[What is required] Word for word, output every line of the material below, minus pictures.
--- START ---
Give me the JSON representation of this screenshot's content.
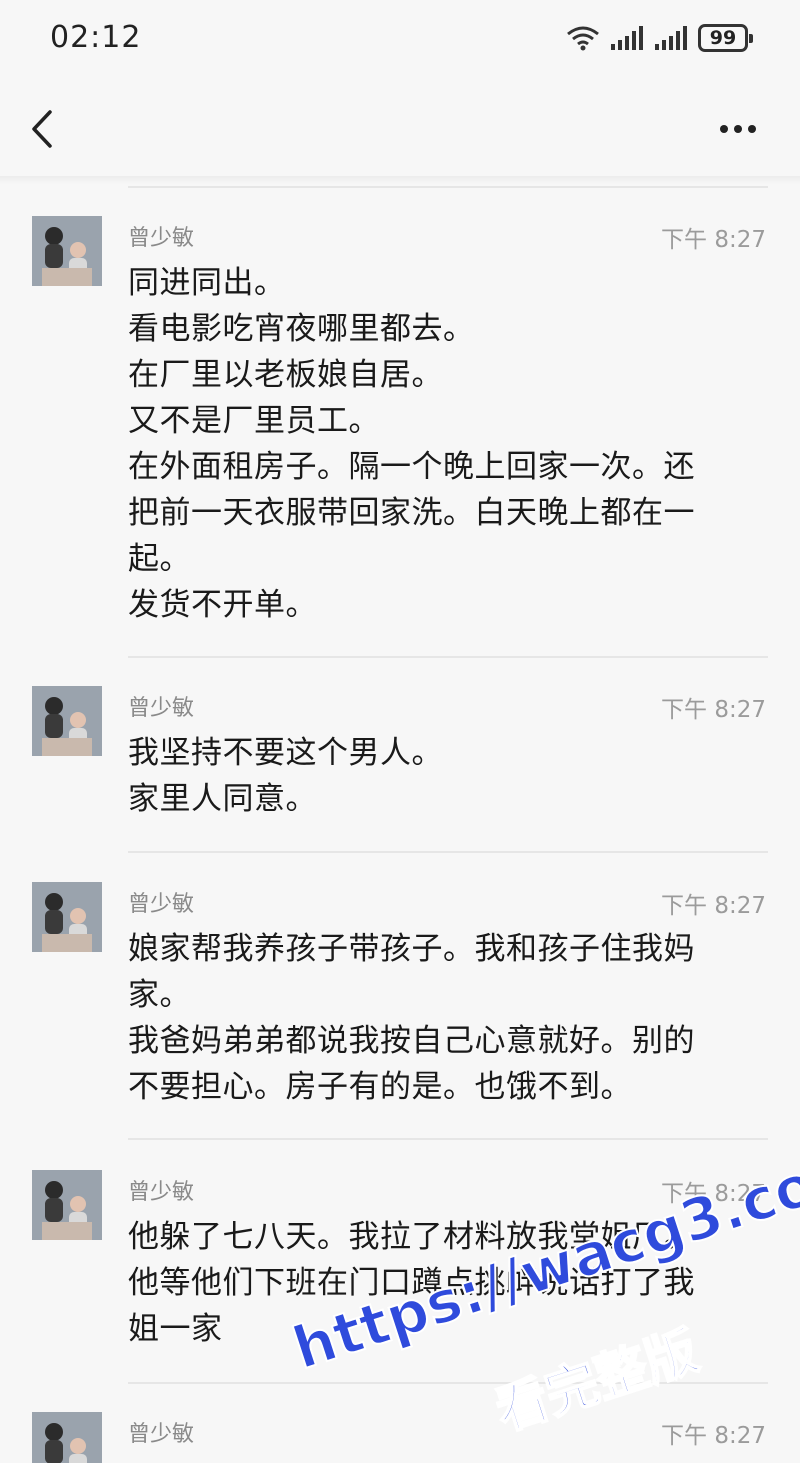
{
  "status": {
    "time": "02:12",
    "battery": "99"
  },
  "messages": [
    {
      "sender": "曾少敏",
      "time": "下午 8:27",
      "lines": [
        "同进同出。",
        "看电影吃宵夜哪里都去。",
        "在厂里以老板娘自居。",
        "又不是厂里员工。",
        "在外面租房子。隔一个晚上回家一次。还",
        "把前一天衣服带回家洗。白天晚上都在一",
        "起。",
        "发货不开单。"
      ]
    },
    {
      "sender": "曾少敏",
      "time": "下午 8:27",
      "lines": [
        "我坚持不要这个男人。",
        "家里人同意。"
      ]
    },
    {
      "sender": "曾少敏",
      "time": "下午 8:27",
      "lines": [
        "娘家帮我养孩子带孩子。我和孩子住我妈",
        "家。",
        "我爸妈弟弟都说我按自己心意就好。别的",
        "不要担心。房子有的是。也饿不到。"
      ]
    },
    {
      "sender": "曾少敏",
      "time": "下午 8:27",
      "lines": [
        "他躲了七八天。我拉了材料放我堂姐厂。",
        "他等他们下班在门口蹲点挑衅说话打了我",
        "姐一家"
      ]
    },
    {
      "sender": "曾少敏",
      "time": "下午 8:27",
      "lines": []
    }
  ],
  "watermark": {
    "url": "https://wacg3.com",
    "caption": "看完整版"
  }
}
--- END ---
[Result for this exercise]
Give me the JSON representation of this screenshot's content.
{
  "status": {
    "time": "02:12",
    "battery": "99"
  },
  "messages": [
    {
      "sender": "曾少敏",
      "time": "下午 8:27",
      "lines": [
        "同进同出。",
        "看电影吃宵夜哪里都去。",
        "在厂里以老板娘自居。",
        "又不是厂里员工。",
        "在外面租房子。隔一个晚上回家一次。还",
        "把前一天衣服带回家洗。白天晚上都在一",
        "起。",
        "发货不开单。"
      ]
    },
    {
      "sender": "曾少敏",
      "time": "下午 8:27",
      "lines": [
        "我坚持不要这个男人。",
        "家里人同意。"
      ]
    },
    {
      "sender": "曾少敏",
      "time": "下午 8:27",
      "lines": [
        "娘家帮我养孩子带孩子。我和孩子住我妈",
        "家。",
        "我爸妈弟弟都说我按自己心意就好。别的",
        "不要担心。房子有的是。也饿不到。"
      ]
    },
    {
      "sender": "曾少敏",
      "time": "下午 8:27",
      "lines": [
        "他躲了七八天。我拉了材料放我堂姐厂。",
        "他等他们下班在门口蹲点挑衅说话打了我",
        "姐一家"
      ]
    },
    {
      "sender": "曾少敏",
      "time": "下午 8:27",
      "lines": []
    }
  ],
  "watermark": {
    "url": "https://wacg3.com",
    "caption": "看完整版"
  }
}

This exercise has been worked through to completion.